On March 17, 2020, the U.S. District Court for the District of Delaware found that the most useful tool for foreign litigants seeking evidence from persons or entities located within the United States – section 1782 of the U.S. Code - may not be available to litigants involved in private commercial arbitration proceedings abroad. This decision is noteworthy not because it breaks new ground, but rather because it highlights the uncertainty surrounding this issue, with federal district and circuit courts across the country near evenly split.
In In re: EWE Gasspeicher GmbH, the Delaware District Court found that a private commercial arbitration in Germany was not a “tribunal” within the meaning of section 1782. In doing so, the district court fell in line with numerous districts across the country, and at the same time broke with the prior decisions of many others.
Section 1782 of the U.S. Code is frequently used as a means for foreign litigants to obtain discovery from a person or entity located in the United States in aid of a foreign proceedings; as a general matter, it permits a district court, on application by a foreign tribunal or any interested party, to order discovery against a person or entity that either “resides” or is “found” in the district where the application is made.
Although the statute has existed in its current form since 1964, its first four decades were marked by wide disagreement among federal courts as to its scope.
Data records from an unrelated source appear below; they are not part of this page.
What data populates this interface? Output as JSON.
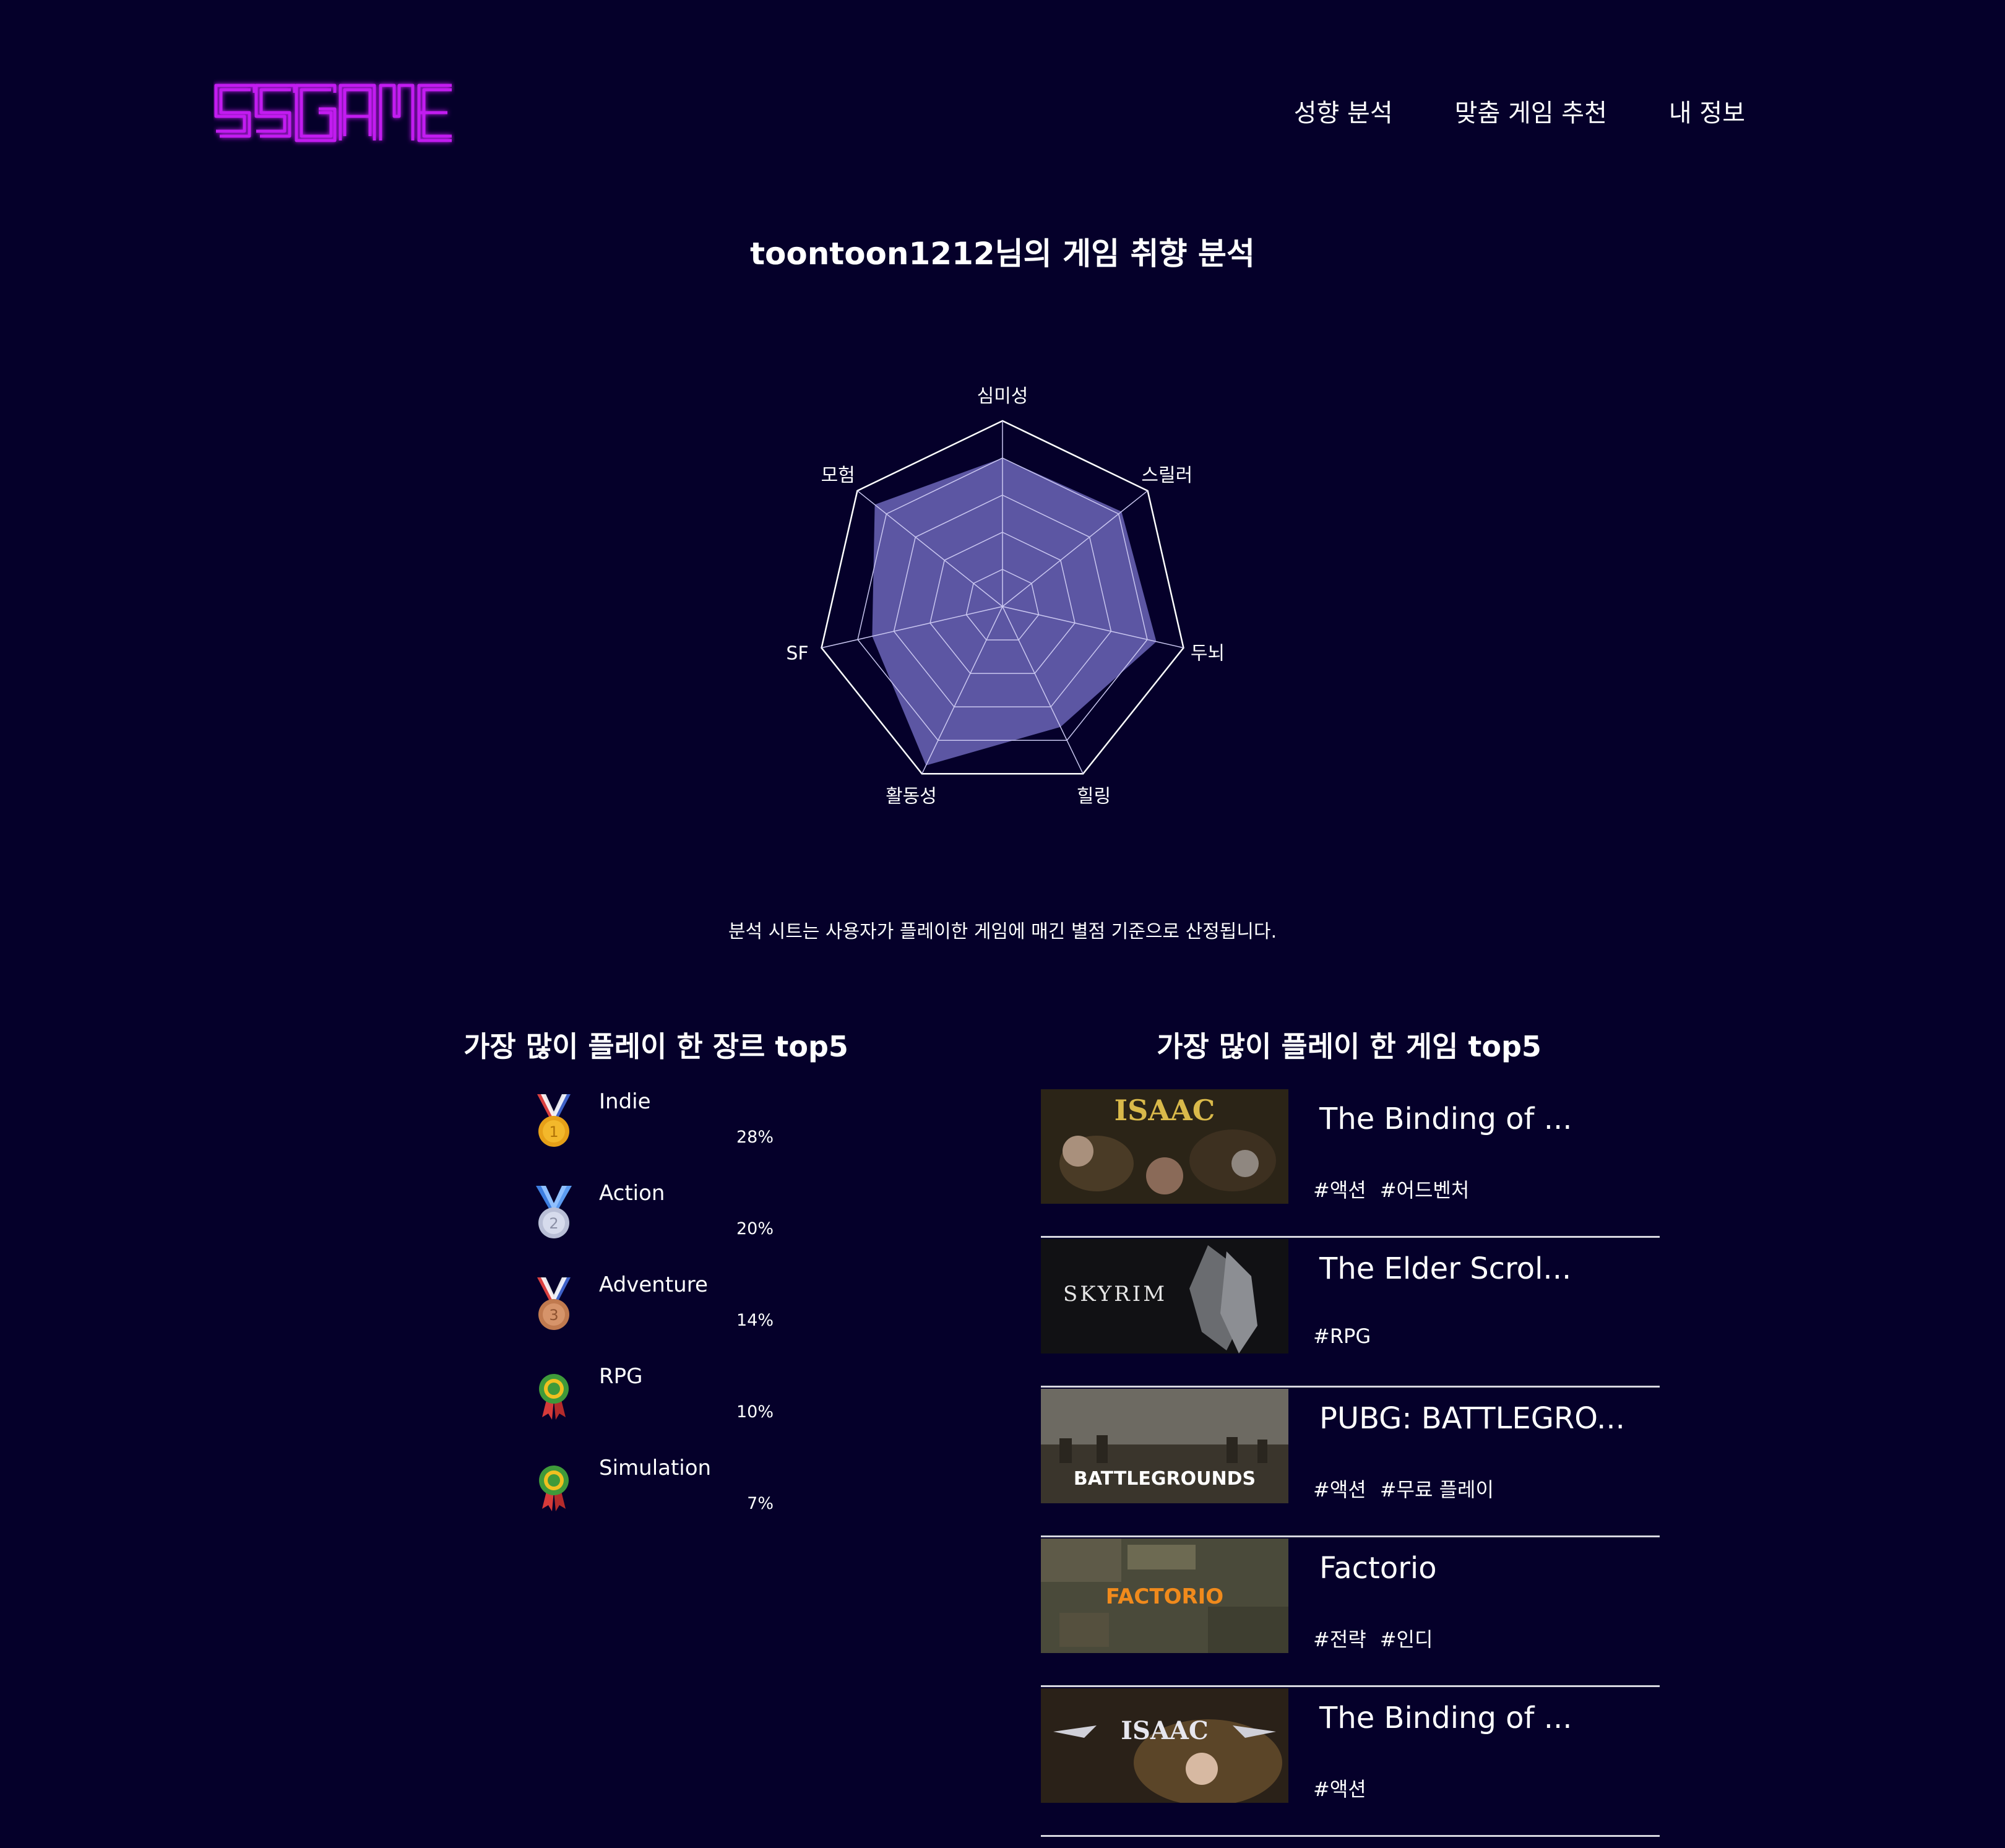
{
  "header": {
    "logo_text": "SSGAME",
    "nav": [
      "성향 분석",
      "맞춤 게임 추천",
      "내 정보"
    ]
  },
  "page_title": "toontoon1212님의 게임 취향 분석",
  "radar": {
    "axes": [
      "심미성",
      "스릴러",
      "두뇌",
      "힐링",
      "활동성",
      "SF",
      "모험"
    ],
    "values": [
      0.8,
      0.82,
      0.85,
      0.72,
      0.95,
      0.72,
      0.88
    ],
    "fill_color": "#7a73cc"
  },
  "note": "분석 시트는 사용자가 플레이한 게임에 매긴 별점 기준으로 산정됩니다.",
  "genres": {
    "title": "가장 많이 플레이 한 장르 top5",
    "items": [
      {
        "name": "Indie",
        "pct": "28%",
        "medal": "gold-medal-icon"
      },
      {
        "name": "Action",
        "pct": "20%",
        "medal": "silver-medal-icon"
      },
      {
        "name": "Adventure",
        "pct": "14%",
        "medal": "bronze-medal-icon"
      },
      {
        "name": "RPG",
        "pct": "10%",
        "medal": "rosette-icon"
      },
      {
        "name": "Simulation",
        "pct": "7%",
        "medal": "rosette-icon"
      }
    ]
  },
  "games": {
    "title": "가장 많이 플레이 한 게임 top5",
    "items": [
      {
        "name": "The Binding of ...",
        "tags": [
          "#액션",
          "#어드벤처"
        ],
        "thumb_text": "ISAAC"
      },
      {
        "name": "The Elder Scrol...",
        "tags": [
          "#RPG"
        ],
        "thumb_text": "SKYRIM"
      },
      {
        "name": "PUBG: BATTLEGRO...",
        "tags": [
          "#액션",
          "#무료 플레이"
        ],
        "thumb_text": "BATTLEGROUNDS"
      },
      {
        "name": "Factorio",
        "tags": [
          "#전략",
          "#인디"
        ],
        "thumb_text": "FACTORIO"
      },
      {
        "name": "The Binding of ...",
        "tags": [
          "#액션"
        ],
        "thumb_text": "ISAAC"
      }
    ]
  }
}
Much of that uncertainty was clarified in 2004 by the U.S. Supreme Court in Intel Corp. v. Advanced Micro Devices, Inc., wherein the Supreme Court, among other things, held that a “tribunal” under section 1782 includes administrative and quasi-judicial proceedings. 542 U.S. 241 (2004). Yet, as a recent decision by the U.S. District Court for the District of Delaware demonstrates, the issue of which bodies qualify as “tribunals” within the meaning of the statute has not been unanimously resolved.
At issue before the district court in In re: EWE Gasspeicher GmbH was whether a private commercial arbitration proceeding is a “tribunal” under section 1782. No. CV 19-MC-109-RGA, 2020 WL 1272612 (D. Del. Mar. 17, 2020). In answering “no,” the district court distinguished the arbitration from the quasi-judicial proceedings endorsed by the Supreme Court in Intel, principally noting the lack of judicial review and the fact that the arbitration was private and not before any public body. In doing so, the district court implicitly declined to follow Intel dictum that “the term ‘tribunal’…includes magistrates, administrative and arbitral tribunals….”
The district court’s holding does not purport to close the book on the issue, however. Rather, the district court acknowledged that federal courts are near evenly split – not just across jurisdictions, but even within the same district – and that there were “reasonable arguments on both sides of the debate.”